Compensation in discrimination cases can cover both financial and non-financial loss.
Non-financial loss can include injury to feelings and individuals can recover compensation for this even when they have suffered no financial loss.
In Vento v Chief Constable of West Yorkshire Police 2003, the Court of Appeal set out three bands of awards that could be given to a successful claimant for injury to feelings:
- Lower Band – this would be appropriate for less serious cases, for instance where the act of discrimination is an isolated or one off occurrence. Awards that could be made in this band were between £500 to £5,000.
- Middle Band – this would be appropriate for serious cases, but not so serious enough as to warrant an award in the highest band. Awards that could be made in this band were between £5,000 to £15,000.

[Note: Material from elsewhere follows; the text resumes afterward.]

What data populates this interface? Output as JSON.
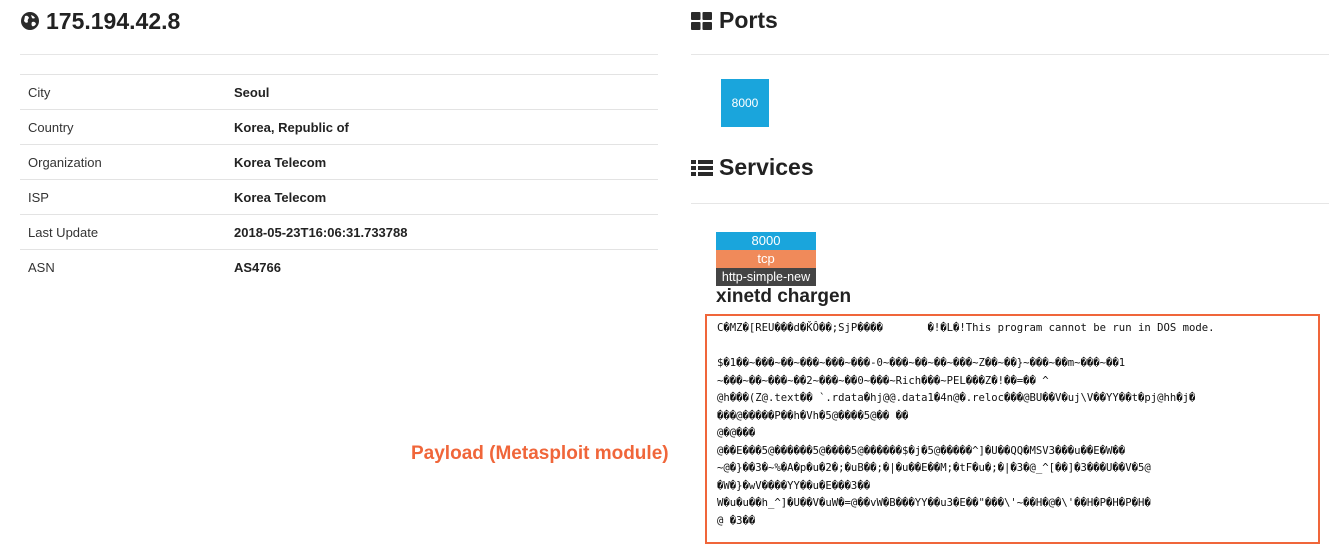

- Top Band – this would be appropriate for the most serious cases, for instance where there has been prolonged discriminatory harassment on the ground of sex or race. Awards that could be made in this band were between £15,000 - £25,000.

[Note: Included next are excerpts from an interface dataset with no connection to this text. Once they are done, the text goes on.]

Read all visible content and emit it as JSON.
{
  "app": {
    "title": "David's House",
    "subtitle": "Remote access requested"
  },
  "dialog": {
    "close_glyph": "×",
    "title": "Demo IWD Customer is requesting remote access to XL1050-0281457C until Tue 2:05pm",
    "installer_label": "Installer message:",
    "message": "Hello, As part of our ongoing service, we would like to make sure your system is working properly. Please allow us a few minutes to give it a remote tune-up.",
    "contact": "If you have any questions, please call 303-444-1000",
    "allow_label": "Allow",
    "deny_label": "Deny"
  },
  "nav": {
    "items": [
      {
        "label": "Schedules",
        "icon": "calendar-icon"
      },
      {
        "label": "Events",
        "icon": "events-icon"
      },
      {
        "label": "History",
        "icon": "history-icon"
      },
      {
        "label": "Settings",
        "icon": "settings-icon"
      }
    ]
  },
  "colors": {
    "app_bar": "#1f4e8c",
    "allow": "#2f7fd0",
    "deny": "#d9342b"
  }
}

Following Vento v Chief Constable of West Yorkshire Police 2003, there have been a number of cases which have modified how tribunals should approach dealing with the aforementioned bands. In Da’Bell v NSPCC 2009, the Employment Appeal Tribunal revisited the bands and took into consideration inflation. In De Souza v Vinci Construction (UK) Ltd 2017, the Court of Appeal ruled that a 10% uplift should also apply to Employment Tribunal awards of compensation for injury to feelings (this followed a decision made in Simmons v Castle 2012 which concerned a branch of law known as Tort).
What has now happened to increase the bands on injury to feelings?

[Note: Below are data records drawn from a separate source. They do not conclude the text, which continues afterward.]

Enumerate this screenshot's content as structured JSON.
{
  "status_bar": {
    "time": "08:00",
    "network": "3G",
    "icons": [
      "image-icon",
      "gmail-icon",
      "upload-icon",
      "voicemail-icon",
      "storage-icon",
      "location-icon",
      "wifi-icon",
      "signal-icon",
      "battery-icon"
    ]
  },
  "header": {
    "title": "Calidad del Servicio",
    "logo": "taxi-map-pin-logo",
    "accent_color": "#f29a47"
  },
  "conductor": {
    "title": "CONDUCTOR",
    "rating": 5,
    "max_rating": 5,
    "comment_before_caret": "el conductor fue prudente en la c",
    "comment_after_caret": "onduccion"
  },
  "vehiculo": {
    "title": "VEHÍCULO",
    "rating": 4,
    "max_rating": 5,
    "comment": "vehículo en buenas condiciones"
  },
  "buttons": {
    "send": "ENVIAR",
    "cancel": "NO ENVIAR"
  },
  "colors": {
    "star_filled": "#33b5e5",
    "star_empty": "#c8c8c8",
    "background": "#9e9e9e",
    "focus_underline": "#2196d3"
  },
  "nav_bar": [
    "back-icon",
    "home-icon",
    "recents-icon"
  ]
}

The President of the Employment Tribunal for England and Wales, along with his Scottish counterpart, has issued joint Guidance which increases rates for compensation in discrimination cases where there has been injury to feelings.
What does the Guidance say?
Awards that can be made by the tribunals to a successful claimant in such cases are now as follows:
- Lower Band - £800 to £8,400
- Middle Band - £8,400 to £25,200
- Upper Band - £25,200 to £42,000
The above bands first take into consideration inflation (as in Da’Bell v NSPCC 2009), then apply a 10% uplift (as in De Souza v Vinci Construction (UK) Ltd 2017). It is worth noting however that bands and awards for injury to feelings can be adjusted by tribunals where there is cogent evidence of a rate change in the value of money over time.
Watch out! With no tribunal fees and an increase in compensation it is likely that we will see an increase in claims. Employers beware and take advice if discrimination may be a potential issue.